Many local governments use single-family zoning ordinances to restrict occupancy in residential areas to households whose members are all related to one another by blood, marriage, or adoption. The Supreme Court upheld such ordinances in the 1974 case of Belle Terre v. Boraas, and they have been used to prevent all sorts of groups from living together—from unmarried couples who are raising children to college students. This Article contends that Belle Terre is wholly incompatible with the Court’s modern jurisprudence on privacy and the right of intimate association. The case appears to have survived this long because of a reflexive deference paid to the “police power,” which gives local governments wide latitude to pass laws to promote the general welfare of the community. This Article disputes that the police power can stretch so far, and asserts that Constitutional protection should attach to the choice of household companions. If such protection is accorded, the reasons traditionally given for such ordinances—reduction of overcrowding, protection of children—fail to stand up to heightened scrutiny. This Article also takes issue with so-called “functional family” reforms, which allow groups who resemble or operate like families to live in single family zoned areas. While these reforms do expand the class of people who can choose their household companions, they leave untouched the assumption that governments can regulate this decision absent a compelling reason. Moreover, they allow government actors to decide, based on largely subjective criteria and after an often-invasive inquiry, whether groups of people are sufficiently “family-like” to live together. If the right of intimate association within the home is to have any force, it must be available to everyone, regardless of their identities, motivations, or characteristics.

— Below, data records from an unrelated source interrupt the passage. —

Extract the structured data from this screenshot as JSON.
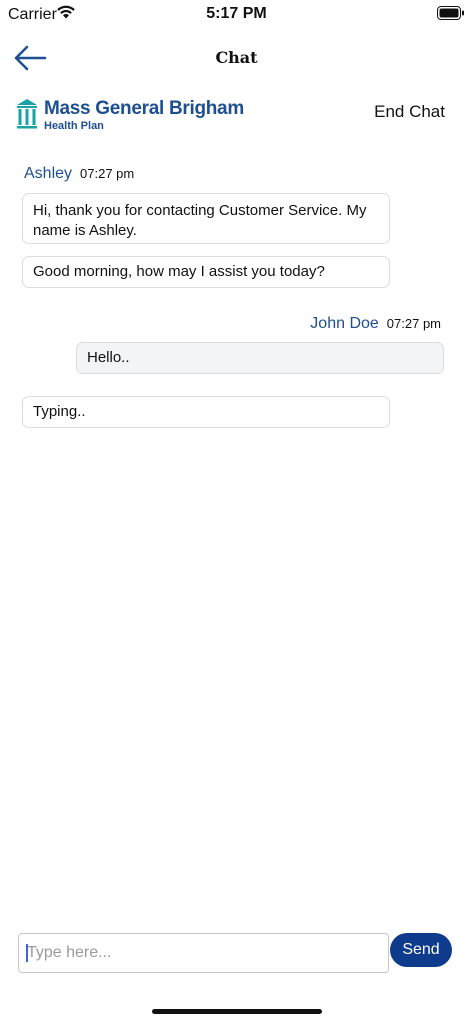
{
  "status_bar": {
    "carrier": "Carrier",
    "time": "5:17 PM"
  },
  "nav": {
    "title": "Chat",
    "back_icon": "arrow-left-icon"
  },
  "brand": {
    "name": "Mass General Brigham",
    "sub": "Health Plan",
    "color": "#1d4f91",
    "mark_color": "#1aa3a6"
  },
  "end_chat_label": "End Chat",
  "messages": [
    {
      "sender": "Ashley",
      "time": "07:27 pm",
      "bubbles": [
        "Hi, thank you for contacting Customer Service. My name is Ashley.",
        "Good morning, how may I assist you today?"
      ]
    },
    {
      "sender": "John Doe",
      "time": "07:27 pm",
      "bubbles": [
        "Hello.."
      ]
    }
  ],
  "typing_indicator": "Typing..",
  "composer": {
    "placeholder": "Type here...",
    "send_label": "Send",
    "send_color": "#0e3b8c"
  }
}
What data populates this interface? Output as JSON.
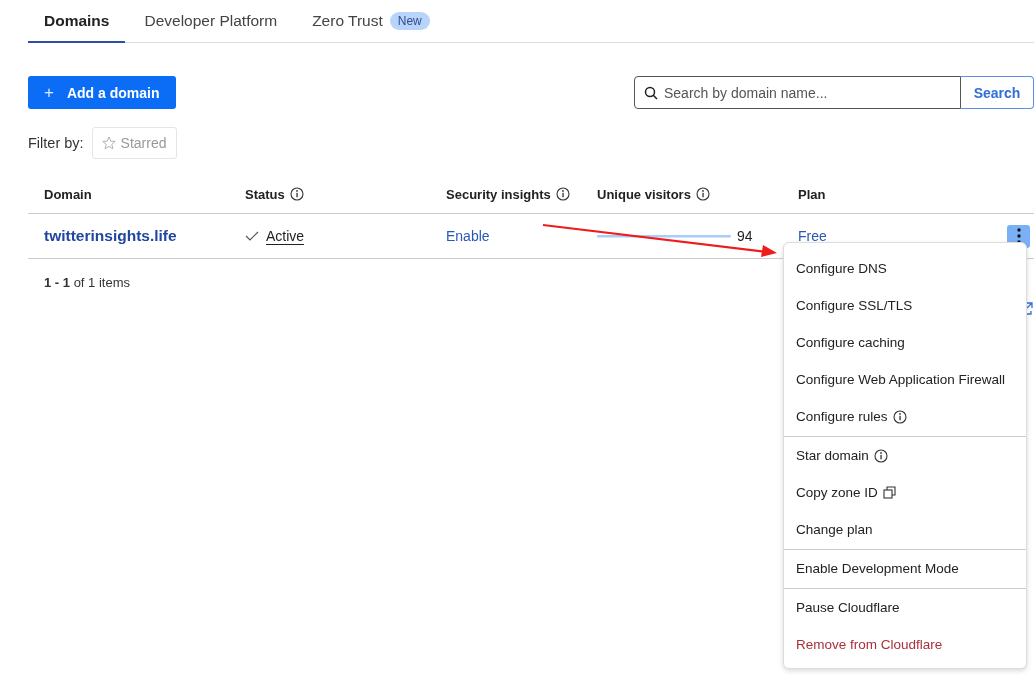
{
  "tabs": [
    {
      "label": "Domains",
      "selected": true
    },
    {
      "label": "Developer Platform",
      "selected": false
    },
    {
      "label": "Zero Trust",
      "selected": false,
      "badge": "New"
    }
  ],
  "add_button": {
    "icon": "+",
    "label": "Add a domain"
  },
  "search": {
    "placeholder": "Search by domain name...",
    "button": "Search"
  },
  "filter": {
    "label": "Filter by:",
    "options": [
      {
        "label": "Starred",
        "selected": false
      }
    ]
  },
  "table": {
    "columns": [
      {
        "label": "Domain",
        "kind": "plain"
      },
      {
        "label": "Status",
        "kind": "info"
      },
      {
        "label": "Security insights",
        "kind": "info"
      },
      {
        "label": "Unique visitors",
        "kind": "info"
      },
      {
        "label": "Plan",
        "kind": "plain"
      }
    ],
    "rows": [
      {
        "domain": "twitterinsights.life",
        "status": "Active",
        "security": "Enable",
        "visitors": "94",
        "plan": "Free"
      }
    ]
  },
  "pagination": {
    "range": "1 - 1",
    "total": "of 1 items"
  },
  "menu": {
    "groups": [
      [
        {
          "label": "Configure DNS",
          "kind": "plain"
        },
        {
          "label": "Configure SSL/TLS",
          "kind": "plain"
        },
        {
          "label": "Configure caching",
          "kind": "plain"
        },
        {
          "label": "Configure Web Application Firewall",
          "kind": "plain"
        },
        {
          "label": "Configure rules",
          "kind": "info"
        }
      ],
      [
        {
          "label": "Star domain",
          "kind": "info"
        },
        {
          "label": "Copy zone ID",
          "kind": "copy"
        },
        {
          "label": "Change plan",
          "kind": "plain"
        }
      ],
      [
        {
          "label": "Enable Development Mode",
          "kind": "plain"
        }
      ],
      [
        {
          "label": "Pause Cloudflare",
          "kind": "plain"
        },
        {
          "label": "Remove from Cloudflare",
          "kind": "danger"
        }
      ]
    ]
  }
}
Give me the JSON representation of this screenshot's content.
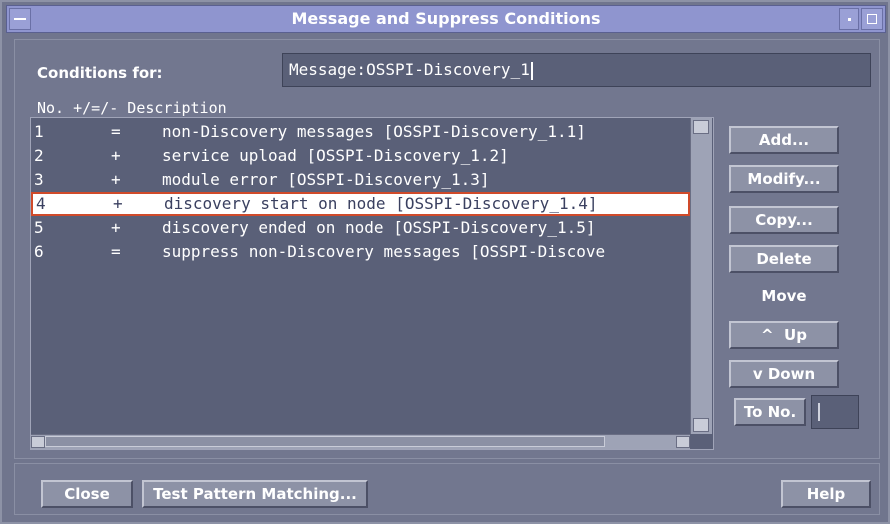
{
  "window": {
    "title": "Message and Suppress Conditions"
  },
  "conditions_for": {
    "label": "Conditions for:",
    "value": "Message:OSSPI-Discovery_1"
  },
  "list": {
    "header": "No. +/=/- Description",
    "rows": [
      {
        "no": "1",
        "op": "=",
        "desc": "non-Discovery messages [OSSPI-Discovery_1.1]",
        "selected": false
      },
      {
        "no": "2",
        "op": "+",
        "desc": "service upload [OSSPI-Discovery_1.2]",
        "selected": false
      },
      {
        "no": "3",
        "op": "+",
        "desc": "module error [OSSPI-Discovery_1.3]",
        "selected": false
      },
      {
        "no": "4",
        "op": "+",
        "desc": "discovery start on node [OSSPI-Discovery_1.4]",
        "selected": true
      },
      {
        "no": "5",
        "op": "+",
        "desc": "discovery ended on node [OSSPI-Discovery_1.5]",
        "selected": false
      },
      {
        "no": "6",
        "op": "=",
        "desc": "suppress non-Discovery messages [OSSPI-Discove",
        "selected": false
      }
    ]
  },
  "side_buttons": {
    "add": "Add...",
    "modify": "Modify...",
    "copy": "Copy...",
    "delete": "Delete",
    "move_label": "Move",
    "up": "^  Up",
    "down": "v Down",
    "to_no": "To No."
  },
  "bottom_buttons": {
    "close": "Close",
    "test": "Test Pattern Matching...",
    "help": "Help"
  }
}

November 2015, Vol. 67, No. 6
Liesa L. Richter, Posnerian Hearsay: Slaying the Discretion Dragon
Sapna Kumar, Regulating Digital Trade
W. Keith Robinson, Economic Theory, Divided Infringement, and Enforcing Interactive Patents
Sandra F. Sperino, Retaliation and the Reasonable Person